Changing a car’s oil is pretty simple — so it’s surprising it gets done wrong so often.
Sometimes, by “professionals” . . . who actually aren’t.
See that part above about “simple.”
Many places that do oil changes (such as tire shops and quick-lube joints) do not pay trained mechanics to do them. Because trained mechanics have better things to do — and because most shops can’t offer a $19.99 oil and filter change and pay a trained mechanic to do them.
Not without losing money on the transaction, anyhow.
For that reason, they have whoever they’ve hired for this duty do the job. They are often not trained mechanics and so come cheaper. While many still know what they are doing — changing oil is not rocket science — some don’t.
Also, assembly line oil change shops change oil differently than you would at home.
For instance, they often don’t add fresh oil one quart at a time, from quart bottles — as you would, at home. Instead, they use a gun that feeds oil into the engine from an industrial-sized barrel of oil. This makes sense from a shop’s perspective. They buy oil in bulk because it costs less and because it eliminates having to deal with cases of individual quart containers of oil.
But, when you refill the engine with five quarts of oil from five quart containers of oil, you know you’ve added five quarts of oil. No more — and no less.
With a gun, it’s different. The guy shooting it in trusts that the gauge telling him how much oil he’s added is accurate.
Assuming he checks the gauge.
If he does not . . . if he assumes . . . you could be sent on your way with an engine that is overfilled or under-filled and both are potentially catastrophic. Especially in late-model cars, which are very sensitive to oil level.
For this reason, you should check the oil level — before you leave the lot. Doing this will also confirm that the oil was, in fact, changed. Don’t assume that because you just paid for it, that it actually was.
Sometimes, it wasn’t.
Fresh oil should be obvious — it ought to be the color of honey and translucent. Oil that’s not fresh will not be honey-colored or translucent.
Also, be sure they use the correct oil. Modern car engines are very sensitive to viscosity — which is similar to octane as it’s a measure of parameters; in the case of oil, its flow rate at different temperatures (see here for some technical details).
Use of oil that’s thicker or thinner than recommended can lead to engine problems that won’t be covered by the warranty. Be sure the correct weight oil is put into your engine.
Related: Many modern car engines require synthetic oil. It costs much more than conventional oil, but a replacement engine is even more expensive. Don’t cheap out on the oil — and be sure the shop doesn’t, either.
The next potential pratfall is leaking oil.
This can happen as the result of something fairly trivial, such as over tightening the oil filter (which will crush the gasket, resulting in the leak) or something serious, such as a drain plug that’s looser than a rotten tooth because of ruined threads, the result of over-tightening the bolt using an air wrench or because the bolt was not started by hand and got cross-threaded by a careless or hurried “technician.”
This happens more often than you might think.

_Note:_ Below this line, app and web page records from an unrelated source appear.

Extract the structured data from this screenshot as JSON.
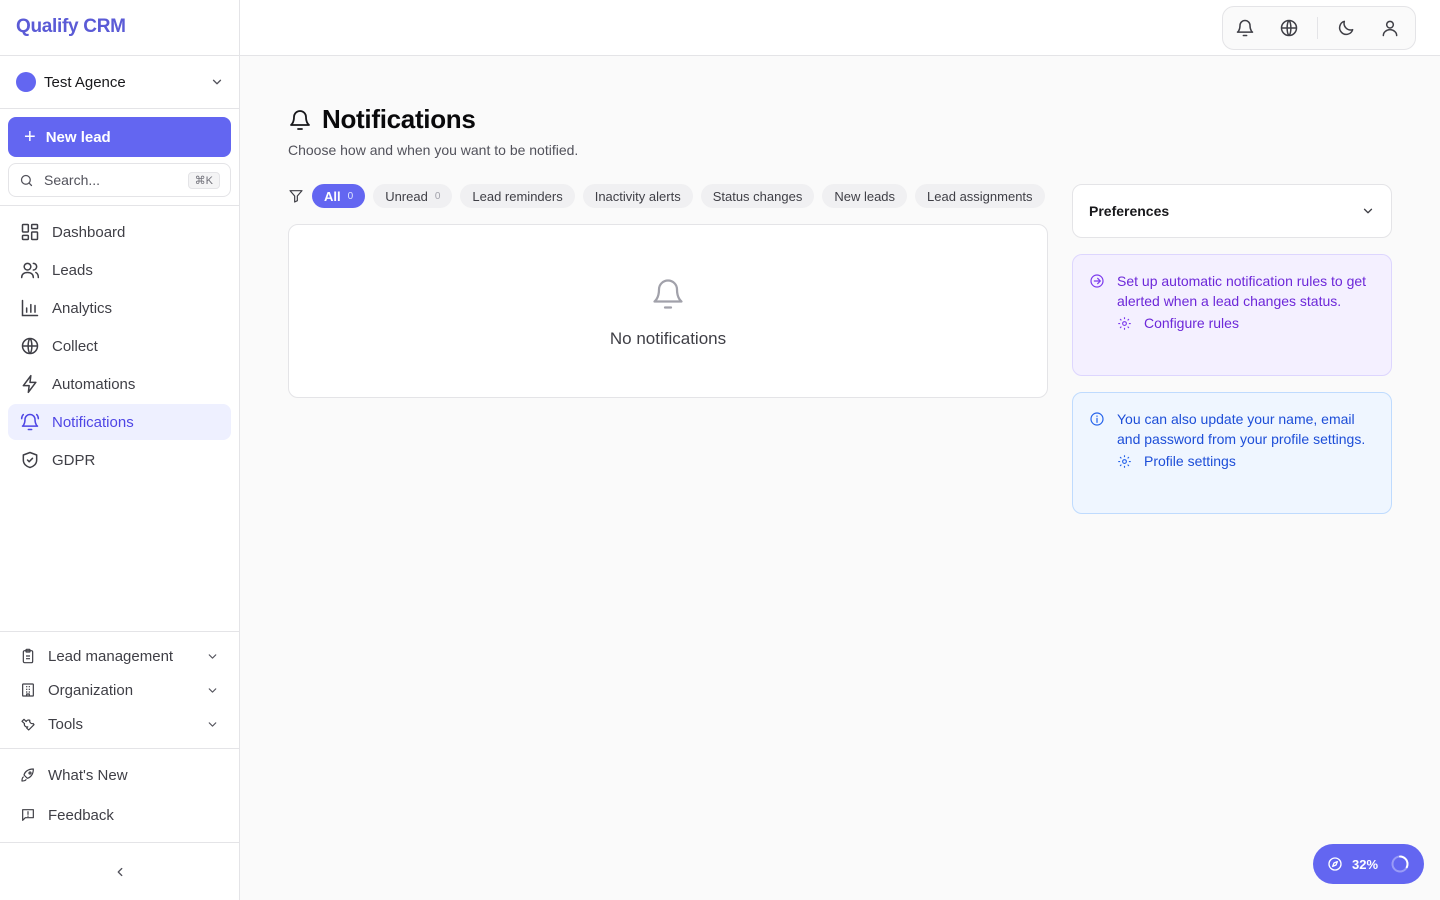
{
  "app": {
    "brand": "Qualify CRM"
  },
  "workspace": {
    "name": "Test Agence"
  },
  "sidebar": {
    "new_lead_label": "New lead",
    "search_placeholder": "Search...",
    "search_shortcut": "⌘K",
    "nav": [
      {
        "label": "Dashboard",
        "icon": "dashboard-icon"
      },
      {
        "label": "Leads",
        "icon": "users-icon"
      },
      {
        "label": "Analytics",
        "icon": "bar-chart-icon"
      },
      {
        "label": "Collect",
        "icon": "globe-icon"
      },
      {
        "label": "Automations",
        "icon": "lightning-icon"
      },
      {
        "label": "Notifications",
        "icon": "bell-ring-icon",
        "active": true
      },
      {
        "label": "GDPR",
        "icon": "shield-check-icon"
      }
    ],
    "groups": [
      {
        "label": "Lead management",
        "icon": "clipboard-icon"
      },
      {
        "label": "Organization",
        "icon": "building-icon"
      },
      {
        "label": "Tools",
        "icon": "wrench-icon"
      }
    ],
    "footer": [
      {
        "label": "What's New",
        "icon": "rocket-icon"
      },
      {
        "label": "Feedback",
        "icon": "message-square-icon"
      }
    ]
  },
  "topbar": {
    "icons": [
      "bell-icon",
      "globe-icon",
      "moon-icon",
      "user-icon"
    ]
  },
  "page": {
    "title": "Notifications",
    "subtitle": "Choose how and when you want to be notified."
  },
  "filters": [
    {
      "label": "All",
      "count": "0",
      "active": true
    },
    {
      "label": "Unread",
      "count": "0"
    },
    {
      "label": "Lead reminders"
    },
    {
      "label": "Inactivity alerts"
    },
    {
      "label": "Status changes"
    },
    {
      "label": "New leads"
    },
    {
      "label": "Lead assignments"
    }
  ],
  "empty_state": {
    "text": "No notifications"
  },
  "preferences": {
    "label": "Preferences"
  },
  "info_cards": {
    "rules": {
      "text": "Set up automatic notification rules to get alerted when a lead changes status.",
      "link": "Configure rules"
    },
    "profile": {
      "text": "You can also update your name, email and password from your profile settings.",
      "link": "Profile settings"
    }
  },
  "progress": {
    "percent": "32%"
  },
  "colors": {
    "accent": "#6366f1",
    "accent_text": "#4f46e5"
  }
}
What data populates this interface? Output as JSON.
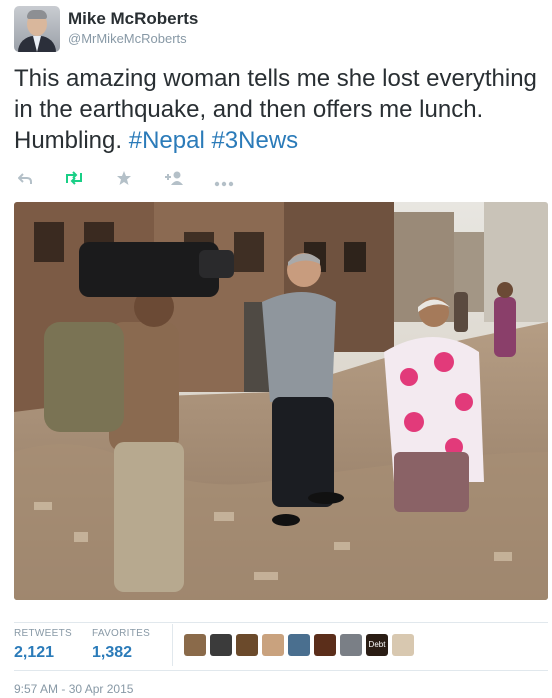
{
  "author": {
    "name": "Mike McRoberts",
    "handle": "@MrMikeMcRoberts"
  },
  "tweet": {
    "text": "This amazing woman tells me she lost everything in the earthquake, and then offers me lunch. Humbling.",
    "hashtags": [
      "#Nepal",
      "#3News"
    ]
  },
  "actions": [
    {
      "name": "reply",
      "icon": "reply-icon",
      "glyph": "↰"
    },
    {
      "name": "retweet",
      "icon": "retweet-icon",
      "glyph": "⇄"
    },
    {
      "name": "favorite",
      "icon": "star-icon",
      "glyph": "★"
    },
    {
      "name": "follow",
      "icon": "follow-icon",
      "glyph": "+👤"
    },
    {
      "name": "more",
      "icon": "more-icon",
      "glyph": "•••"
    }
  ],
  "stats": {
    "retweets_label": "RETWEETS",
    "retweets_value": "2,121",
    "favorites_label": "FAVORITES",
    "favorites_value": "1,382"
  },
  "favoriters": [
    {
      "color": "#8a6a4a"
    },
    {
      "color": "#3b3b3b"
    },
    {
      "color": "#6b4a2b"
    },
    {
      "color": "#c9a27e"
    },
    {
      "color": "#4a6f8f"
    },
    {
      "color": "#5b2e1a"
    },
    {
      "color": "#7a7f86"
    },
    {
      "color": "#2a1d14",
      "label": "Debt"
    },
    {
      "color": "#d8c8b0"
    }
  ],
  "timestamp": "9:57 AM - 30 Apr 2015",
  "colors": {
    "link": "#2b7bb9",
    "muted": "#8899a6",
    "retweet_green": "#19cf86"
  }
}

Sometimes, rather than admit a mistake was made and fix the damage, the “technician” will let the owner drive off — fingers crossed that the plug will not wobble all the way out, at least not until the car is a few miles down the road and he (and the shop) can plausibly deny any responsibility. Sometimes, the loose-toothed drain plug will hold for weeks or months, but leaks all the while — slowly emptying the crankcase until one day, there is a critical pressure drop and — if the owner doesn’t notice this immediately and leaves the engine running — he is soon the owner of car that needs a new engine.
Which, probably, he’ll end up paying for — because the seizure occurred after he left the oil change place and the oil change places will probably claim it’s not their fault and so not their responsibility.
To avoid this mess, look for one.
Before you drive off, look underneath the car — with the engine running (this is important; if it’s off, there’s no pressure and a leak might not actually leak, just as a leaky garden hose doesn’t drip when you haven’t turned the spigot on).
If you see even a single drip, shut off the engine, go back in and ask them to put it on the lift to find out why it is dripping. Especially if the engine wasn’t leaking before you took it in for the oil change.